As a mom who works part time professionally from home -- and coffee shops-- I need this kind of structure for my sanity, productivity, and well-being. However, this marked rhythm of the day often eludes me. With a beautiful small child at the center of my priorities and focus comes the needs of this little wonder and her own body's growing, changing requirements and evolving temperament. Life changes from day to day. As the old adage goes: the minute you get comfortable knowing your child and their needs, he or she changes.
Marguerite is a good little sleeper by all accounts. There is no question we were blessed by a combination of her disposition and some intentional parenting advice that gave rise to a fairly healthy sleep routine. Kiddo goes down consistently between 7:30pm and 8pm and 9 nights of out 10 stays happily put until 7:30am the next morning. (I'll admit that 7:30am is even EARLY for her to wake, and it's more like 8:30am or 9am when her father or I lift her out of the crib.) It's that tenth evening out of ten, however, when baby girl rears her head towards sleep -- is so engaged in some new piece of learning -- that her spirit demands further awake time, or better yet, more contact time with mom, and things have to shift. My life and rhythms have to shift.
This is parenting, this is a role I have prepped for -- consciously, or unconsciously -- all my adult days. This life is hard.
Add that my dear husband's schedule has changed from week to week for the past 105 that we have been married, and you may begin to fathom my knee-wobbling, weary status. "When do you go to work? When are we having a meal together? Will I see you in bed tonight? Are we able to attend mass together? Do you think we might be able to go out on a date next week?" Nothing is ever really consistent. On Thursday, Mr. Kiemde learns about his Saturday's schedule. Planning ahead is virtually impossible. Add some rocking college courses to the mix of our lives and his schedule, and it all adds up to create a challenging life that invites me to live, most often, ungrounded, but in the present moment.
I hold the needs of my husband and daughter in the center of my heart, and respond accordingly. It's not unlike education in that regard, in that I find my priorities falling behind those of the dear ones that I feel called to be present to, and in the case of family, made a lifetime commitment to.
Enter: The Visitation Sisters. Enter these religious women who have also made a lifetime commitment to Love, to one another, and to God, but whose order of the day is grounded in prayer. Four times a day these nuns convene to pray the liturgy of the hours, to tune into what scripture is saying to them, and unpack their lives through the lens of Love, of God, of inspired Word. It's awesome. I believe this is certainly why I feel called, over and over again, to return to the monastery, to be among the sisters and pray.
Recently, I made a commitment to return to a weekly structured prayer time in the vicinity of the Sisters. The Centering Prayer group that convenes every Tuesday morning at 7:45am at St.. Jane House under the auspices of Vis Companion, Brian Mogren, has rejuvenated me.
I rise -well before my body normally wakes- to shower, dress in the dark, and creep out the door to make my way in early morning rush hour traffic from St. Paul to north Minneapolis, in order to join a group of 15 to 20 or so other friends in silent prayer.
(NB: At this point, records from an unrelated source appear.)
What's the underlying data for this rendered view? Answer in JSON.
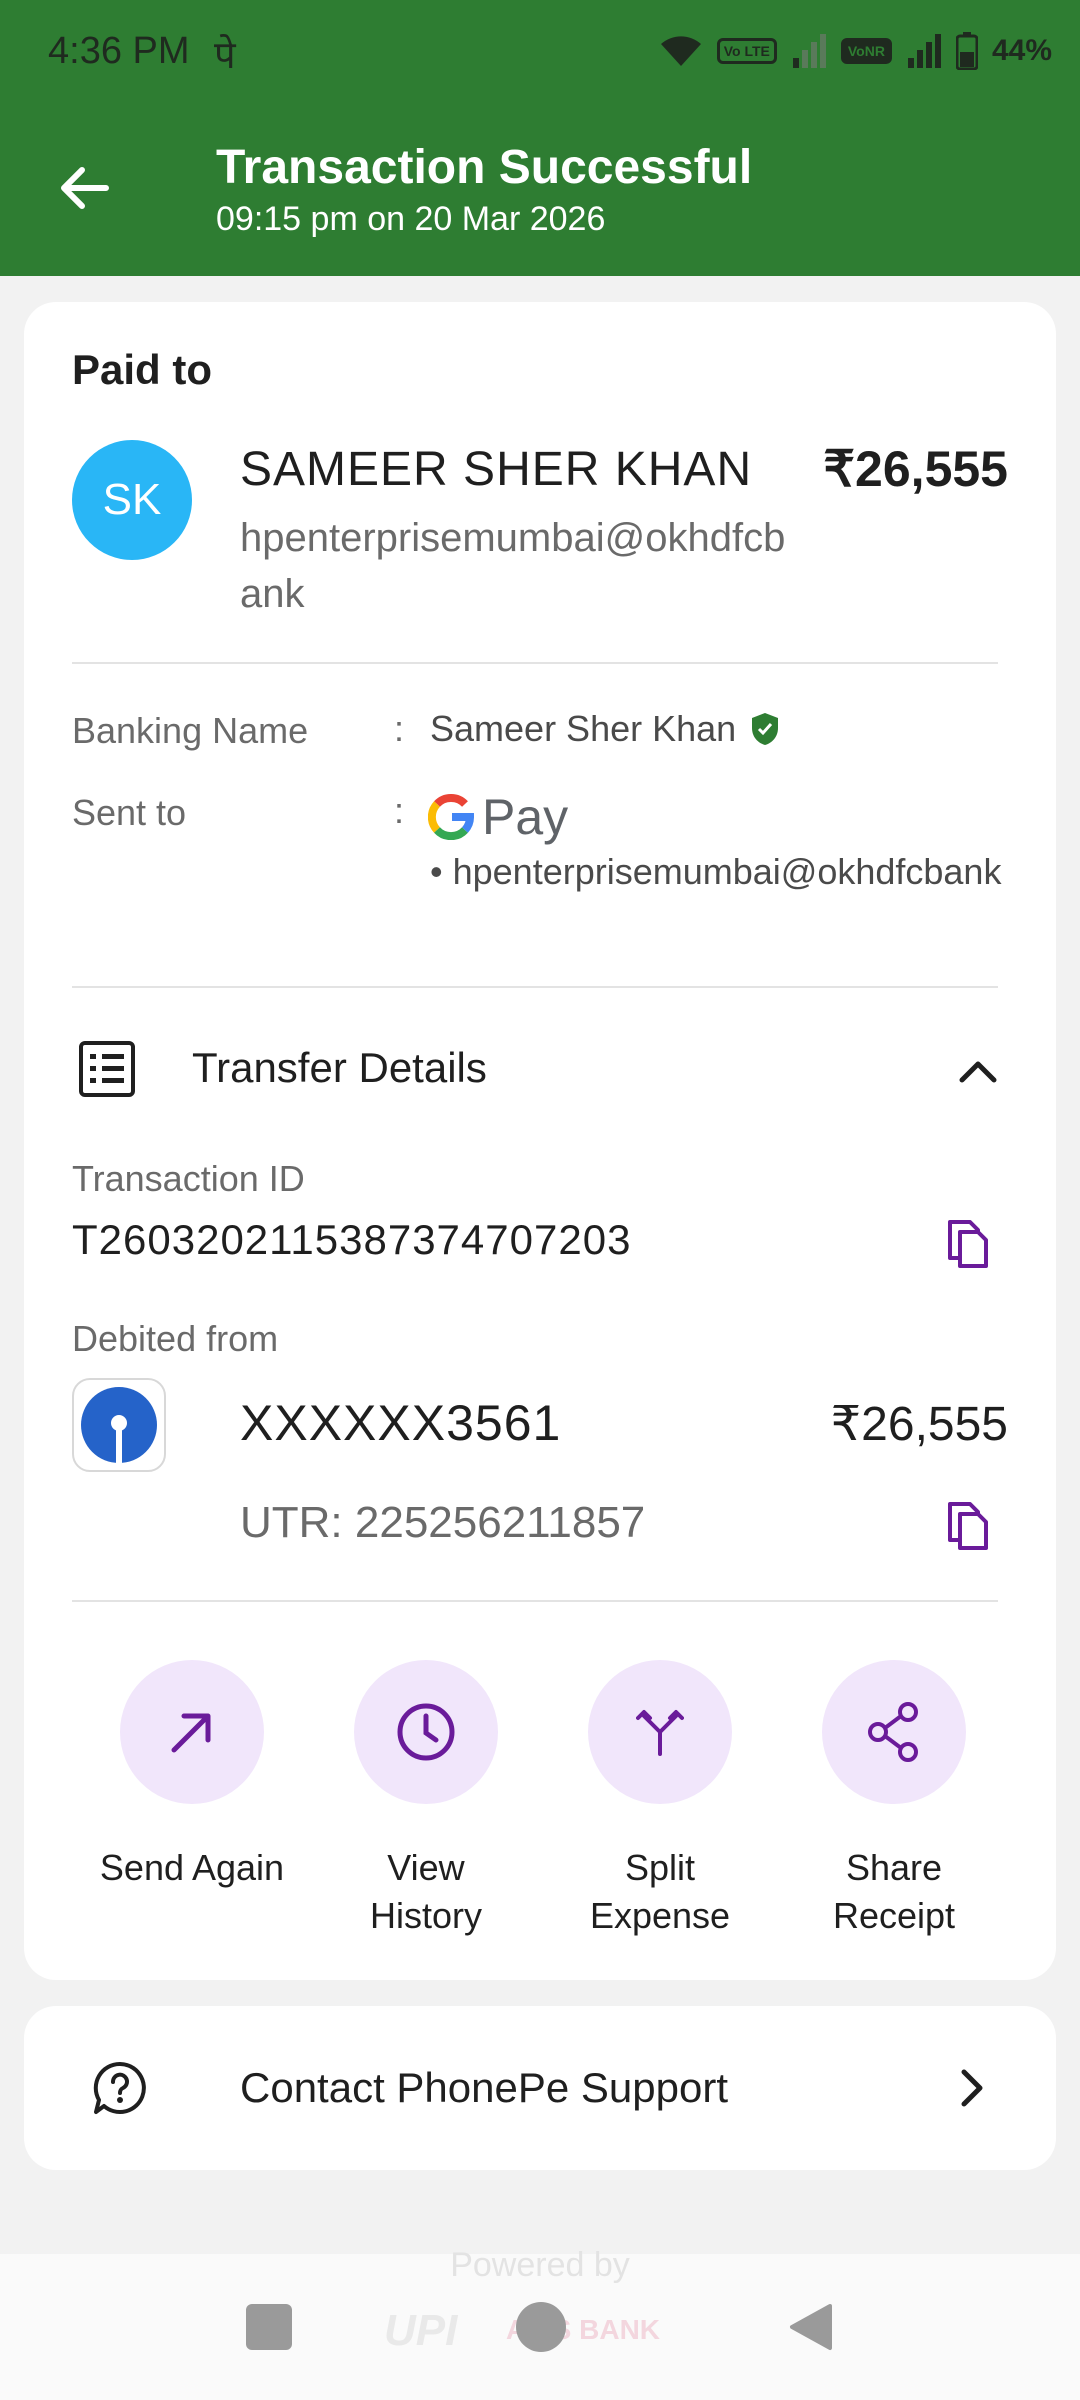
{
  "status_bar": {
    "time": "4:36 PM",
    "carrier_glyph": "पे",
    "volte_label": "Vo LTE",
    "vonr_label": "VoNR",
    "battery": "44%"
  },
  "header": {
    "title": "Transaction Successful",
    "subtitle": "09:15 pm on 20 Mar 2026",
    "background_color": "#2e7d32"
  },
  "payee": {
    "section_label": "Paid to",
    "initials": "SK",
    "name": "SAMEER SHER KHAN",
    "vpa": "hpenterprisemumbai@okhdfcbank",
    "amount": "₹26,555",
    "avatar_color": "#29b6f6"
  },
  "details": {
    "banking_name_label": "Banking Name",
    "banking_name_value": "Sameer Sher Khan",
    "sent_to_label": "Sent to",
    "colon": ":",
    "sent_to_app": "Pay",
    "sent_to_vpa": "• hpenterprisemumbai@okhdfcbank"
  },
  "transfer": {
    "section_label": "Transfer Details",
    "txn_id_label": "Transaction ID",
    "txn_id": "T2603202115387374707203",
    "debited_from_label": "Debited from",
    "account": "XXXXXX3561",
    "account_amount": "₹26,555",
    "utr": "UTR: 225256211857"
  },
  "actions": [
    {
      "label": "Send Again",
      "icon": "arrow-up-right-icon"
    },
    {
      "label": "View\nHistory",
      "icon": "clock-icon"
    },
    {
      "label": "Split\nExpense",
      "icon": "split-icon"
    },
    {
      "label": "Share\nReceipt",
      "icon": "share-icon"
    }
  ],
  "support": {
    "label": "Contact PhonePe Support"
  },
  "footer": {
    "powered_by": "Powered by",
    "upi": "UPI",
    "partner": "AXIS BANK"
  },
  "colors": {
    "accent_purple": "#6a1b9a",
    "action_bg": "#f1e6fb",
    "verified_green": "#2e7d32"
  }
}
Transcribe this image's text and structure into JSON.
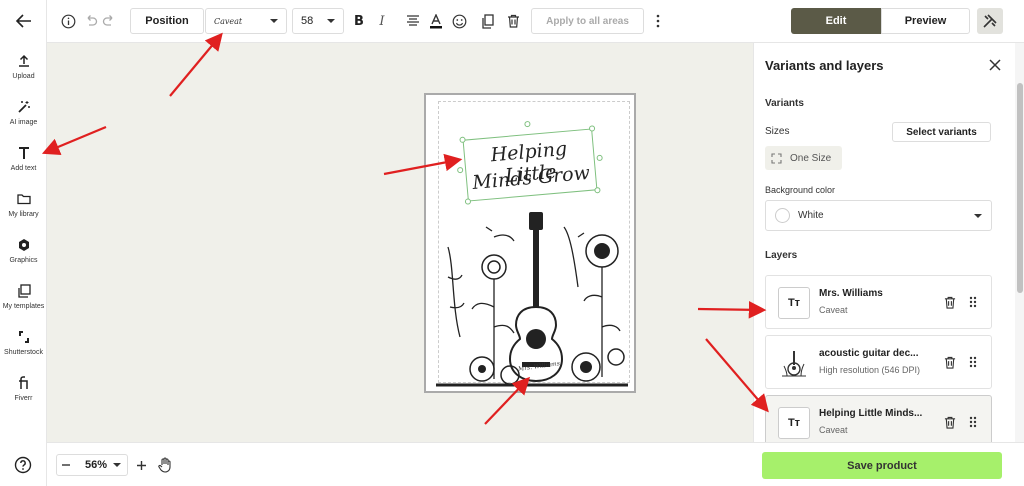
{
  "sidebar": {
    "items": [
      {
        "label": "Upload",
        "icon": "upload-icon"
      },
      {
        "label": "AI image",
        "icon": "magic-wand-icon"
      },
      {
        "label": "Add text",
        "icon": "text-icon"
      },
      {
        "label": "My library",
        "icon": "folder-icon"
      },
      {
        "label": "Graphics",
        "icon": "shapes-icon"
      },
      {
        "label": "My templates",
        "icon": "templates-icon"
      },
      {
        "label": "Shutterstock",
        "icon": "shutterstock-icon"
      },
      {
        "label": "Fiverr",
        "icon": "fiverr-icon"
      }
    ]
  },
  "toolbar": {
    "position_label": "Position",
    "font_name": "Caveat",
    "font_size": "58",
    "apply_label": "Apply to all areas",
    "edit_label": "Edit",
    "preview_label": "Preview"
  },
  "canvas": {
    "title_line1": "Helping Little",
    "title_line2": "Minds Grow",
    "signature": "Mrs. Williams"
  },
  "panel": {
    "title": "Variants and layers",
    "variants_heading": "Variants",
    "sizes_label": "Sizes",
    "select_variants_label": "Select variants",
    "size_value": "One Size",
    "bg_color_label": "Background color",
    "bg_color_value": "White",
    "layers_heading": "Layers",
    "layers": [
      {
        "name": "Mrs. Williams",
        "sub": "Caveat",
        "thumb": "Tт"
      },
      {
        "name": "acoustic guitar dec...",
        "sub": "High resolution (546 DPI)",
        "thumb": ""
      },
      {
        "name": "Helping Little Minds...",
        "sub": "Caveat",
        "thumb": "Tт"
      }
    ]
  },
  "bottom": {
    "zoom": "56%",
    "save_label": "Save product"
  },
  "colors": {
    "edit_bg": "#5b5a47",
    "save_bg": "#a6f06b",
    "canvas_bg": "#f0f0ea",
    "arrow": "#e02020"
  }
}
Some days I'm able to enter the space during a storytelling time, when a member of the Centering Prayer community is sharing a narrative about their faith journey; I listen and am inspired. Then, with the ringing of a singing bowl announcing the start of prayer, and some intentional words guiding our silent meditation, we enter into the quiet. For twenty minutes I breathe in and out with nothing save the goal to empty myself and make way to tune into the Divine Indwelling. I sit within this circle of aligned individuals from various faith traditions who likewise crave quiet, order, an emptying of all personal agenda, except to Love, Heal, Be. In a word, it's "awesome." At the end of twenty minutes (which goes all to quickly for this aspiring prayer-warrior), another bell rings, and individuals speak aloud prayerful intentions that have surfaced in their meditation. Together, we are joined as individuals in the world with all other prayerful beings around the globe as we give voice to what is in our hearts, or even silently, as we offer these thoughts to a benevolent Creator and one another. Together, we slowly recite the Lord's Prayer, and by 8:30am, we are standing to go on about our day.
And this weekly structured activity is like my salvation. This is where I am able to turn over any and all concerns that plague me and give voice to my heart's deepest longings and largest joys. I celebrate that this group exists. I celebrate all that is necessary for each person to convene to actually convene. I recognize that it is not without some significant conversations and intentional actions on the part of my husband and I to make this weekly activity a possibility for me. I celebrate the way that this experience helps ground me, at least momentarily, in world where I feel so wobbly and crave stability and structure. I celebrate the way that this one activity every Tuesday morning inspires me as a wife, mom, and writer, tuning into the many ways that I am called to love, create and serve in this world.
I wonder how you are making structure, or find such parallel experiences or activity in your world?
Peace, Happy Contemplating,